The two sons of ousted President Hosni Mubarak have an estimated $340 million (£215m) in Swiss bank accounts, a senior Egyptian Justice Ministry official said today.
Assem al-Gohary said Swiss authorities are investigating whether one of the sons, Alaa, was involved in money laundering along with other ex-regime figures. At home, Mubarak and his sons have been charged with corruption and all three are under arrest. Mubarak is also charged with complicity in the killing of about 850 protesters during the Jan. 25-Feb. 11 Egyptian uprising.
Rumors circulated during the uprising Mubarak and his sons amassed tens of billions of dollars in corrupt practices, helping drive the anger that brought him down.
Switzerland has already frozen the assets of the Mubarak family and other ex-Egyptian regime figures, which al-Gohary estimated at nearly $450 million. He added that most of those assets belong to the sons.
Egypt's attorney general froze the assets of the former presidential family on Feb. 20, in the aftermath of 18-day uprising that ousted Mubarak.
Mubarak's youngest son and one-time heir apparent Gamal, 47, rose rapidly through the ranks of his father's ruling National Democratic Party over the past decade to become the country's most powerful politician.
He was surrounded by mega-rich businessmen who sought political careers to promote their business interests.
The wealth of 49-year-old Alaa has been the subject of much speculation well before the political rise of his younger brother. There are allegations that he used his status to muscle in on profitable enterprises, taking a cut of profits without contributing to the funds invested or work done.
Al-Gohary also said that the wealth of Mubarak's top associate, tycoon Hussein Salem, and his family exceeded $4 billion. He added that Salem and his family have transferred funds overseas in the past six months.
"They transferred assets into cash and deposited it in secret accounts in banks in islands overseas, Hong Kong, and United Arab Emirates," al-Gohary said in a statement.
The 77-year-old Salem is co-defendant in the Mubarak corruption trial and faces charges in relation to lucrative land and other deals, including exporting gas to Israel.
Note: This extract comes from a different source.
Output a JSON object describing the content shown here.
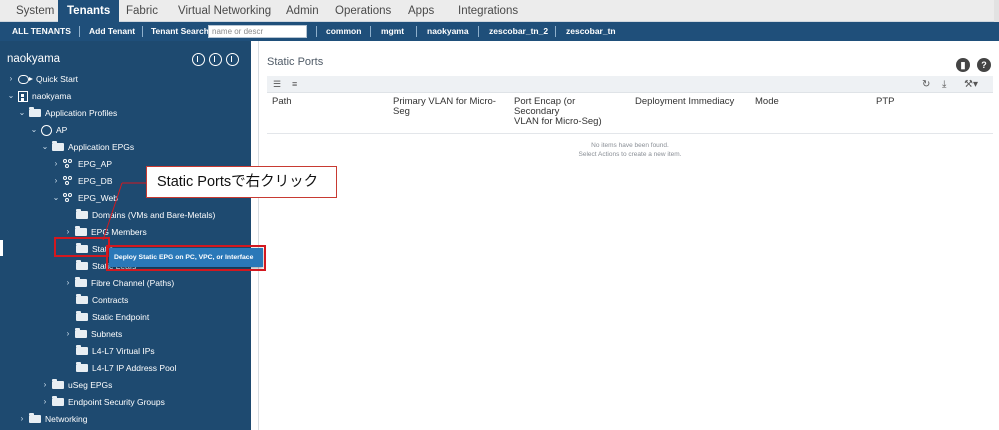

He is also under arrest.
Mubarak and his sons are accused of accepting five villas worth nearly $7 million in Sharm el-Sheikh from a co-defendant Hussein Salem; in return, Mubarak used his influence with the governor of South Sinai, where Sharm el-Sheikh is located, to ensure Salem could buy prime real estate in the town at a vastly reduced price to build a resort complex.
Salem along with his son were arrested in a wealthy Madrid suburb in June and Spain said it has frozen €33 million in accounts held by Salem and his relatives.
Upon his arrest, Salem, one of the most secretive businessmen in Egypt, appeared before two judges: one handling the Spanish money laundering probe and another dealing with the international warrant under which Salem was arrested at the request of Egypt.